(Data records for software interfaces)
┌────────

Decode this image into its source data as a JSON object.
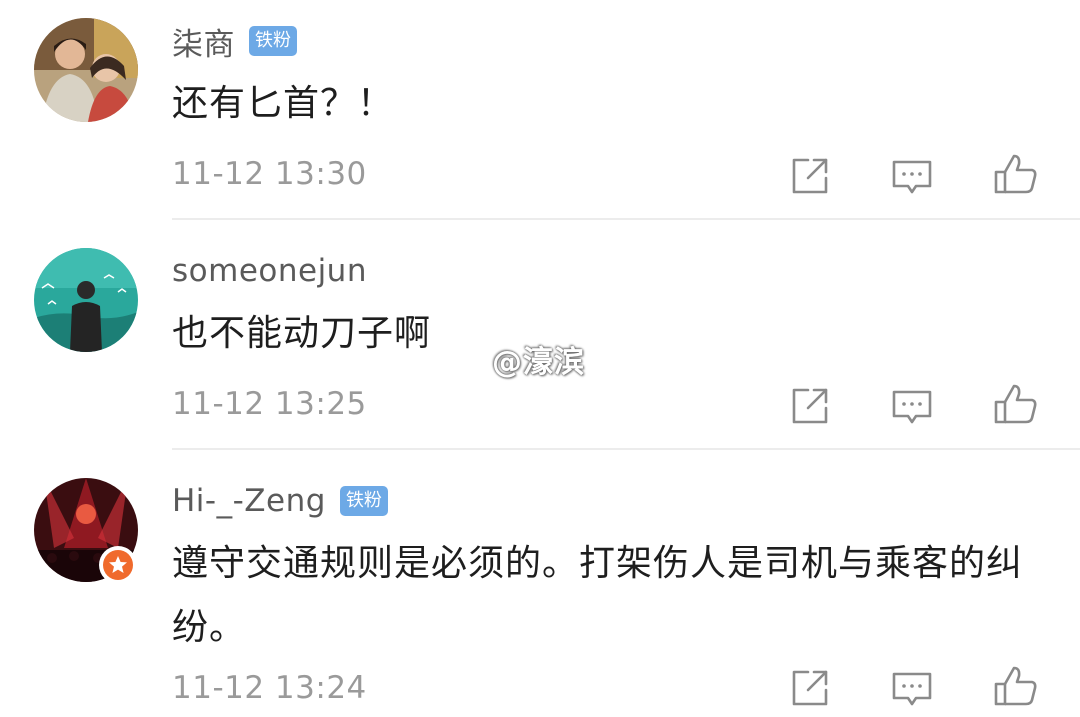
{
  "comments": [
    {
      "username": "柒商",
      "badge": "铁粉",
      "text": "还有匕首？！",
      "time": "11-12 13:30",
      "avatar_icon": "couple-photo-avatar"
    },
    {
      "username": "someonejun",
      "badge": "",
      "text": "也不能动刀子啊",
      "time": "11-12 13:25",
      "avatar_icon": "man-in-suit-avatar"
    },
    {
      "username": "Hi-_-Zeng",
      "badge": "铁粉",
      "text": "遵守交通规则是必须的。打架伤人是司机与乘客的纠纷。",
      "time": "11-12 13:24",
      "avatar_icon": "stage-lights-avatar"
    }
  ],
  "actions": {
    "share_icon": "share-icon",
    "reply_icon": "comment-icon",
    "like_icon": "thumbs-up-icon"
  },
  "watermark": "@濠滨",
  "colors": {
    "badge_bg": "#6da9e6",
    "username": "#5a5a5a",
    "timestamp": "#9a9a9a",
    "icon": "#8a8a8a",
    "verified_badge": "#f06a2c"
  }
}
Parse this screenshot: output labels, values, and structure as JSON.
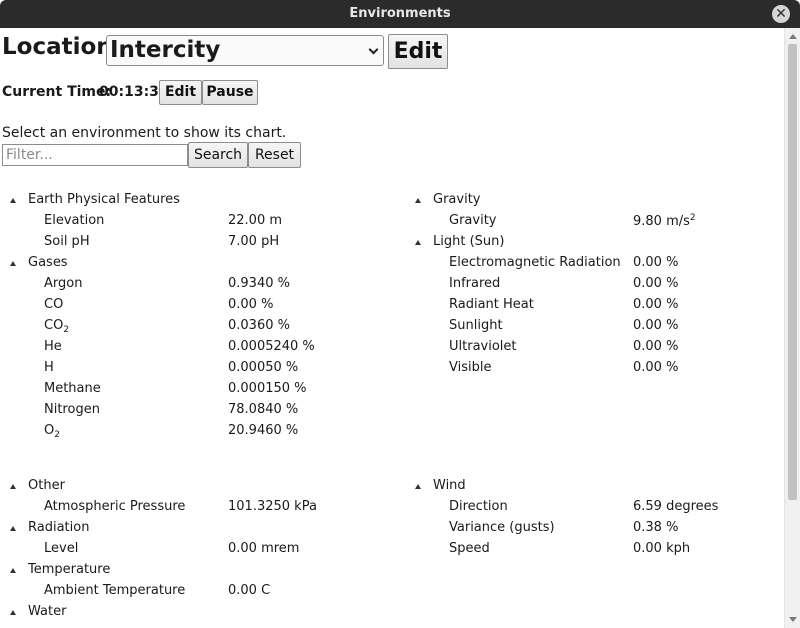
{
  "window": {
    "title": "Environments"
  },
  "location": {
    "label": "Location:",
    "selected": "Intercity",
    "edit_label": "Edit"
  },
  "time": {
    "label": "Current Time:",
    "value": "00:13:30",
    "edit_label": "Edit",
    "pause_label": "Pause"
  },
  "hint": "Select an environment to show its chart.",
  "filter": {
    "placeholder": "Filter...",
    "value": "",
    "search_label": "Search",
    "reset_label": "Reset"
  },
  "left_groups": [
    {
      "name": "Earth Physical Features",
      "items": [
        {
          "name": "Elevation",
          "value": "22.00 m"
        },
        {
          "name": "Soil pH",
          "value": "7.00 pH"
        }
      ]
    },
    {
      "name": "Gases",
      "items": [
        {
          "name": "Argon",
          "value": "0.9340 %"
        },
        {
          "name": "CO",
          "value": "0.00 %"
        },
        {
          "name": "CO",
          "sub": "2",
          "value": "0.0360 %"
        },
        {
          "name": "He",
          "value": "0.0005240 %"
        },
        {
          "name": "H",
          "value": "0.00050 %"
        },
        {
          "name": "Methane",
          "value": "0.000150 %"
        },
        {
          "name": "Nitrogen",
          "value": "78.0840 %"
        },
        {
          "name": "O",
          "sub": "2",
          "value": "20.9460 %"
        }
      ]
    },
    {
      "name": "Other",
      "items": [
        {
          "name": "Atmospheric Pressure",
          "value": "101.3250 kPa"
        }
      ]
    },
    {
      "name": "Radiation",
      "items": [
        {
          "name": "Level",
          "value": "0.00 mrem"
        }
      ]
    },
    {
      "name": "Temperature",
      "items": [
        {
          "name": "Ambient Temperature",
          "value": "0.00 C"
        }
      ]
    },
    {
      "name": "Water",
      "items": []
    }
  ],
  "right_groups": [
    {
      "name": "Gravity",
      "items": [
        {
          "name": "Gravity",
          "value": "9.80 m/s",
          "sup": "2"
        }
      ]
    },
    {
      "name": "Light (Sun)",
      "items": [
        {
          "name": "Electromagnetic Radiation",
          "value": "0.00 %"
        },
        {
          "name": "Infrared",
          "value": "0.00 %"
        },
        {
          "name": "Radiant Heat",
          "value": "0.00 %"
        },
        {
          "name": "Sunlight",
          "value": "0.00 %"
        },
        {
          "name": "Ultraviolet",
          "value": "0.00 %"
        },
        {
          "name": "Visible",
          "value": "0.00 %"
        }
      ]
    },
    {
      "name": "Wind",
      "items": [
        {
          "name": "Direction",
          "value": "6.59 degrees"
        },
        {
          "name": "Variance (gusts)",
          "value": "0.38 %"
        },
        {
          "name": "Speed",
          "value": "0.00 kph"
        }
      ]
    }
  ]
}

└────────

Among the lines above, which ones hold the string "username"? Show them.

      "username": "柒商",
      "username": "someonejun",
      "username": "Hi-_-Zeng",
    "username": "#5a5a5a",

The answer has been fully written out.